An ingenious couple living outside Stockholm decided to harness the power of the sun, but they didn’t install solar panels. Instead, Marie Granmar and Charles Sacilotto wrapped their house in a greenhouse to save money on heating and help keep the long Scandinavian winters at bay.
The idea was inspired by architect Bengt Warne, who designed the first home within a greenhouse, called a Naturhus (Nature House), in 1974.
The 4-millimeter safety glass that encompasses the converted summer house not only keeps the elements at bay, but it helps insulate and heat the home.
According to Sacilotto, “At the end of January it can be -2°C [a nippy 28 Fahrenheit] outside and it can be 15 to 20°C [58 to 68 Fahrenheit] upstairs.”
Besides the added warmth, the greenhouse has provided other benefits. The couple has been able to increase their living space — since they no longer need a steeply pitched roof, they’ve converted it into an “outdoor” terrace.
They’re also able to grow fruits and vegetables that normally wouldn’t survive the winter.
And the entire addition cost them only about $10,000 to complete.
The couple saved enough money using solar energy that they were able to redo the exterior of the house, and because their home doesn’t come in contact with wind or rain, they treated the new wood façade with only linseed oil, instead of heavy-duty weatherproofing.

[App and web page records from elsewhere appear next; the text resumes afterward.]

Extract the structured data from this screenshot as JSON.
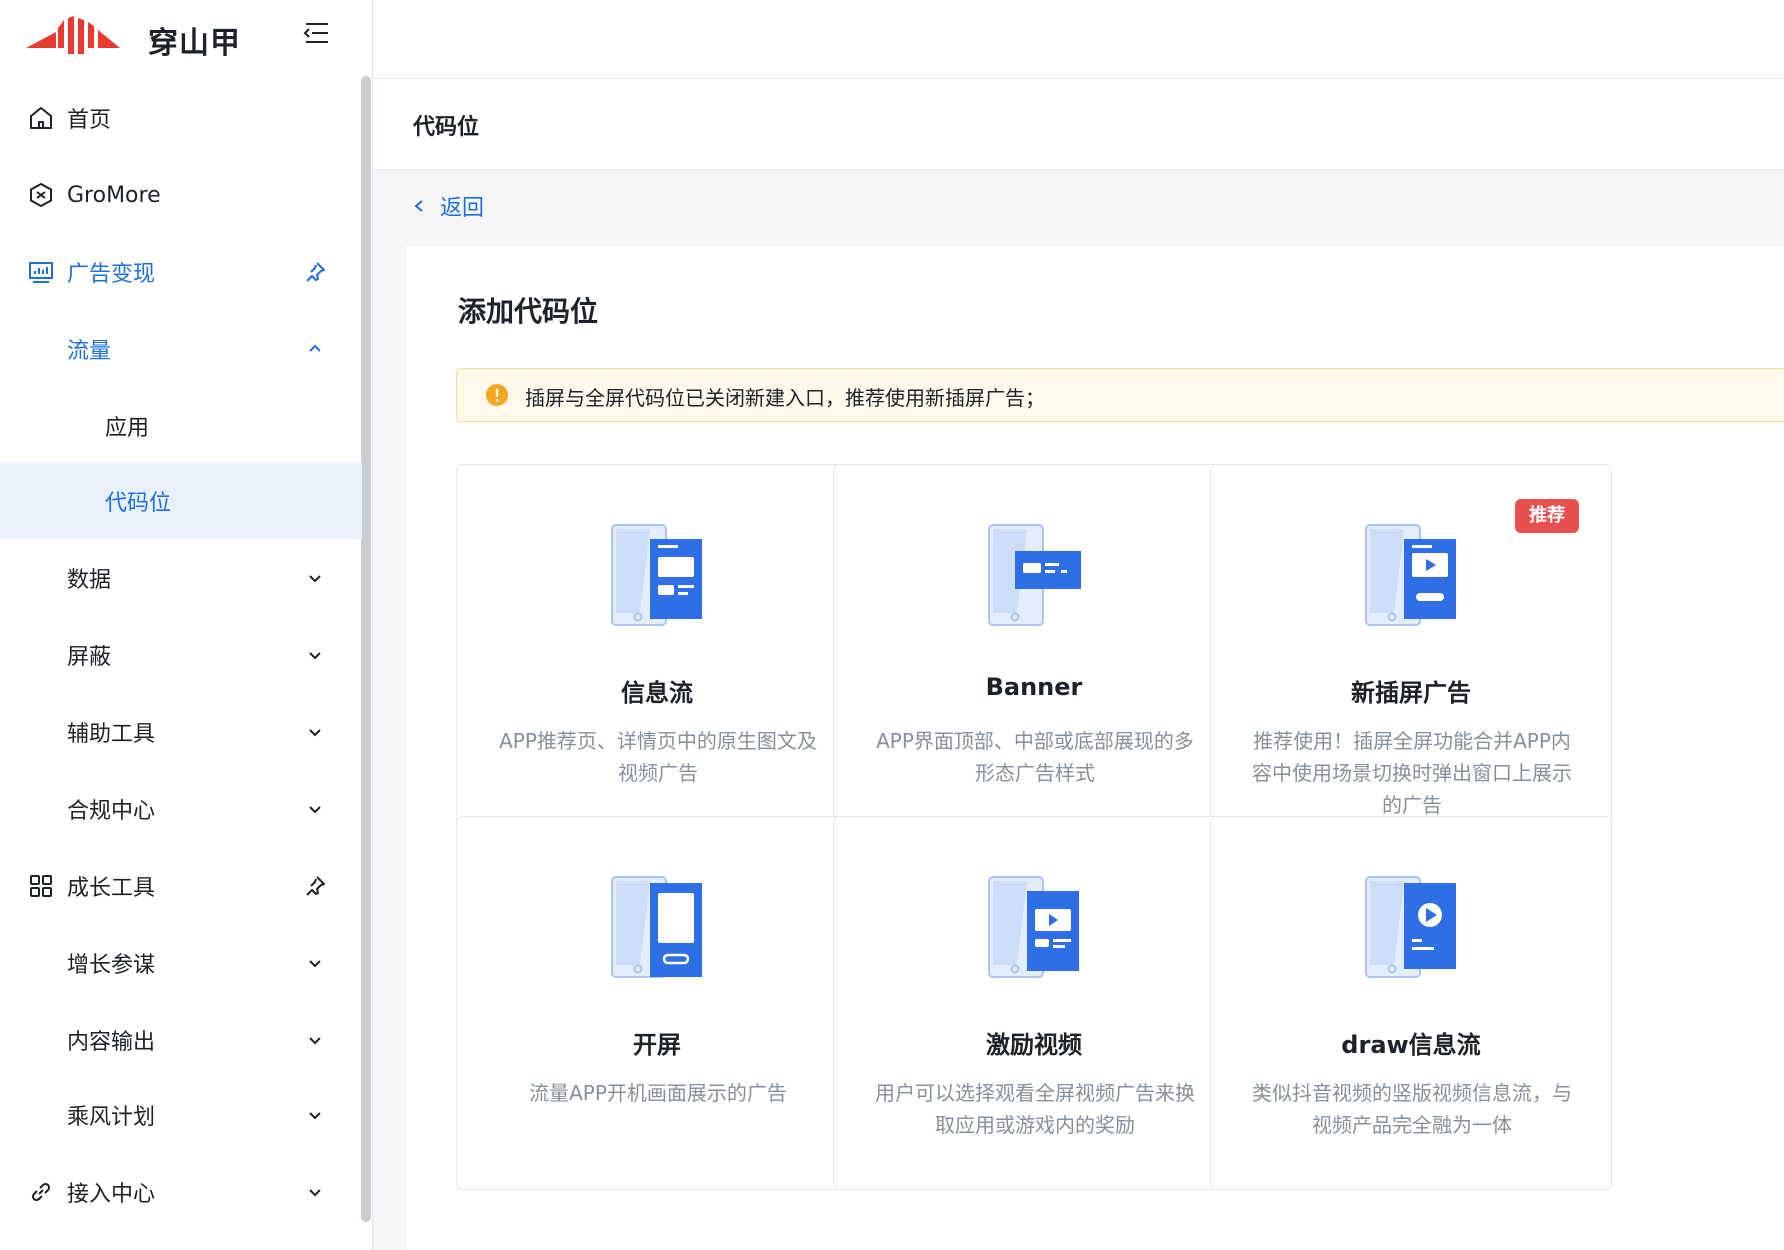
{
  "brand": {
    "name": "穿山甲"
  },
  "sidebar": {
    "items": [
      {
        "label": "首页",
        "icon": "home-icon"
      },
      {
        "label": "GroMore",
        "icon": "gromore-icon"
      },
      {
        "label": "广告变现",
        "icon": "monitor-chart-icon",
        "active": true
      },
      {
        "label": "流量",
        "active": true,
        "expanded": true
      },
      {
        "label": "应用"
      },
      {
        "label": "代码位",
        "selected": true
      },
      {
        "label": "数据"
      },
      {
        "label": "屏蔽"
      },
      {
        "label": "辅助工具"
      },
      {
        "label": "合规中心"
      },
      {
        "label": "成长工具",
        "icon": "grid-icon"
      },
      {
        "label": "增长参谋"
      },
      {
        "label": "内容输出"
      },
      {
        "label": "乘风计划"
      },
      {
        "label": "接入中心",
        "icon": "link-icon"
      }
    ]
  },
  "page": {
    "title": "代码位",
    "back_label": "返回",
    "panel_title": "添加代码位",
    "notice": "插屏与全屏代码位已关闭新建入口，推荐使用新插屏广告；"
  },
  "cards": [
    {
      "title": "信息流",
      "desc": "APP推荐页、详情页中的原生图文及视频广告",
      "icon": "feed-ad-icon"
    },
    {
      "title": "Banner",
      "desc": "APP界面顶部、中部或底部展现的多形态广告样式",
      "icon": "banner-ad-icon"
    },
    {
      "title": "新插屏广告",
      "desc": "推荐使用！插屏全屏功能合并APP内容中使用场景切换时弹出窗口上展示的广告",
      "icon": "interstitial-ad-icon",
      "badge": "推荐"
    },
    {
      "title": "开屏",
      "desc": "流量APP开机画面展示的广告",
      "icon": "splash-ad-icon"
    },
    {
      "title": "激励视频",
      "desc": "用户可以选择观看全屏视频广告来换取应用或游戏内的奖励",
      "icon": "reward-video-icon"
    },
    {
      "title": "draw信息流",
      "desc": "类似抖音视频的竖版视频信息流，与视频产品完全融为一体",
      "icon": "draw-feed-icon"
    }
  ],
  "colors": {
    "primary": "#1e6fdb",
    "brand_red": "#e83a2e",
    "warning": "#f5a623",
    "badge": "#e8504f"
  }
}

It still requires some getting used to, however.
“This is not a house where you get perfect climatization all year round,” Granmar admits.
In fact, when temperatures drop below freezing, they do have to rely on heating systems, but overall the design can help reduce energy bills by as much as 50 percent.